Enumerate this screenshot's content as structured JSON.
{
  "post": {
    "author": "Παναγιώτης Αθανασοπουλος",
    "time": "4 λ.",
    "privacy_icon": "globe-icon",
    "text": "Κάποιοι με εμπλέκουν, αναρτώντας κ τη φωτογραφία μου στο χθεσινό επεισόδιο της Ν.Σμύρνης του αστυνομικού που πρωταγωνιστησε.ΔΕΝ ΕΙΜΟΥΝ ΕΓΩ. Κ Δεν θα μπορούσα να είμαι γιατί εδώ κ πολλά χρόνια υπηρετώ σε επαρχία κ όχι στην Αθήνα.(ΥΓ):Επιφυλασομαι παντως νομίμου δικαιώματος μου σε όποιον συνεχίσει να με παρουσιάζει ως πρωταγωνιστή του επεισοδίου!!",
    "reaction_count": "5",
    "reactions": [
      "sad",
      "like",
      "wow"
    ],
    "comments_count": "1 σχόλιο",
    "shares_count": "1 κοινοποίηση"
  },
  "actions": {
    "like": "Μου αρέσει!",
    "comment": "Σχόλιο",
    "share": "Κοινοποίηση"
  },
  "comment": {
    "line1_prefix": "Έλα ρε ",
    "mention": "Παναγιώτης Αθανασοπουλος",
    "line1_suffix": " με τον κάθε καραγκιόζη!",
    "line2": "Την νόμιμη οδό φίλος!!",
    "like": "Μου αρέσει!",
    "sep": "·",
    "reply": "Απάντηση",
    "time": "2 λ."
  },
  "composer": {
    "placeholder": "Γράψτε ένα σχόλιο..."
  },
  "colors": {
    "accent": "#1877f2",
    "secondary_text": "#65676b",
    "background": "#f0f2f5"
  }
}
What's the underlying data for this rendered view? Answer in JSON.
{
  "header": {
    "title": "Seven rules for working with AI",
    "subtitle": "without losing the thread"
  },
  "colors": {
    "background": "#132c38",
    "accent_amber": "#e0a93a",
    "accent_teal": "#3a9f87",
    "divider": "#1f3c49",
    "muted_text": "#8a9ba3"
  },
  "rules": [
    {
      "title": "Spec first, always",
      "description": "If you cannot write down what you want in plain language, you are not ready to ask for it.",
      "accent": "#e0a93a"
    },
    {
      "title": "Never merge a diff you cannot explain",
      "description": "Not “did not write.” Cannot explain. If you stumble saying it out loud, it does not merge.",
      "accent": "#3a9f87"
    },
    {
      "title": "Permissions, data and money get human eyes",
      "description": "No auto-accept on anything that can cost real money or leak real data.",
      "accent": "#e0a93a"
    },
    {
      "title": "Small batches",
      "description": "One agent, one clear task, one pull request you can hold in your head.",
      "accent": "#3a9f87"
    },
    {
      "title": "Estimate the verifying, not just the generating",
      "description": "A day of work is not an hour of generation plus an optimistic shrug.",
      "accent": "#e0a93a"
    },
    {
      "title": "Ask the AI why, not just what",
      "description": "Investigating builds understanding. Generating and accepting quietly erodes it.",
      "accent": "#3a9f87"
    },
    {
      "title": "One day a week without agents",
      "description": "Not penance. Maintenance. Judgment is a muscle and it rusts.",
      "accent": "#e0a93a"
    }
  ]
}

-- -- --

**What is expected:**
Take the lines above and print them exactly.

**Exercise response:**
Enumerate this screenshot's content as structured JSON.
{
  "post": {
    "author": "Παναγιώτης Αθανασοπουλος",
    "time": "4 λ.",
    "privacy_icon": "globe-icon",
    "text": "Κάποιοι με εμπλέκουν, αναρτώντας κ τη φωτογραφία μου στο χθεσινό επεισόδιο της Ν.Σμύρνης του αστυνομικού που πρωταγωνιστησε.ΔΕΝ ΕΙΜΟΥΝ ΕΓΩ. Κ Δεν θα μπορούσα να είμαι γιατί εδώ κ πολλά χρόνια υπηρετώ σε επαρχία κ όχι στην Αθήνα.(ΥΓ):Επιφυλασομαι παντως νομίμου δικαιώματος μου σε όποιον συνεχίσει να με παρουσιάζει ως πρωταγωνιστή του επεισοδίου!!",
    "reaction_count": "5",
    "reactions": [
      "sad",
      "like",
      "wow"
    ],
    "comments_count": "1 σχόλιο",
    "shares_count": "1 κοινοποίηση"
  },
  "actions": {
    "like": "Μου αρέσει!",
    "comment": "Σχόλιο",
    "share": "Κοινοποίηση"
  },
  "comment": {
    "line1_prefix": "Έλα ρε ",
    "mention": "Παναγιώτης Αθανασοπουλος",
    "line1_suffix": " με τον κάθε καραγκιόζη!",
    "line2": "Την νόμιμη οδό φίλος!!",
    "like": "Μου αρέσει!",
    "sep": "·",
    "reply": "Απάντηση",
    "time": "2 λ."
  },
  "composer": {
    "placeholder": "Γράψτε ένα σχόλιο..."
  },
  "colors": {
    "accent": "#1877f2",
    "secondary_text": "#65676b",
    "background": "#f0f2f5"
  }
}
What's the underlying data for this rendered view? Answer in JSON.
{
  "header": {
    "title": "Seven rules for working with AI",
    "subtitle": "without losing the thread"
  },
  "colors": {
    "background": "#132c38",
    "accent_amber": "#e0a93a",
    "accent_teal": "#3a9f87",
    "divider": "#1f3c49",
    "muted_text": "#8a9ba3"
  },
  "rules": [
    {
      "title": "Spec first, always",
      "description": "If you cannot write down what you want in plain language, you are not ready to ask for it.",
      "accent": "#e0a93a"
    },
    {
      "title": "Never merge a diff you cannot explain",
      "description": "Not “did not write.” Cannot explain. If you stumble saying it out loud, it does not merge.",
      "accent": "#3a9f87"
    },
    {
      "title": "Permissions, data and money get human eyes",
      "description": "No auto-accept on anything that can cost real money or leak real data.",
      "accent": "#e0a93a"
    },
    {
      "title": "Small batches",
      "description": "One agent, one clear task, one pull request you can hold in your head.",
      "accent": "#3a9f87"
    },
    {
      "title": "Estimate the verifying, not just the generating",
      "description": "A day of work is not an hour of generation plus an optimistic shrug.",
      "accent": "#e0a93a"
    },
    {
      "title": "Ask the AI why, not just what",
      "description": "Investigating builds understanding. Generating and accepting quietly erodes it.",
      "accent": "#3a9f87"
    },
    {
      "title": "One day a week without agents",
      "description": "Not penance. Maintenance. Judgment is a muscle and it rusts.",
      "accent": "#e0a93a"
    }
  ]
}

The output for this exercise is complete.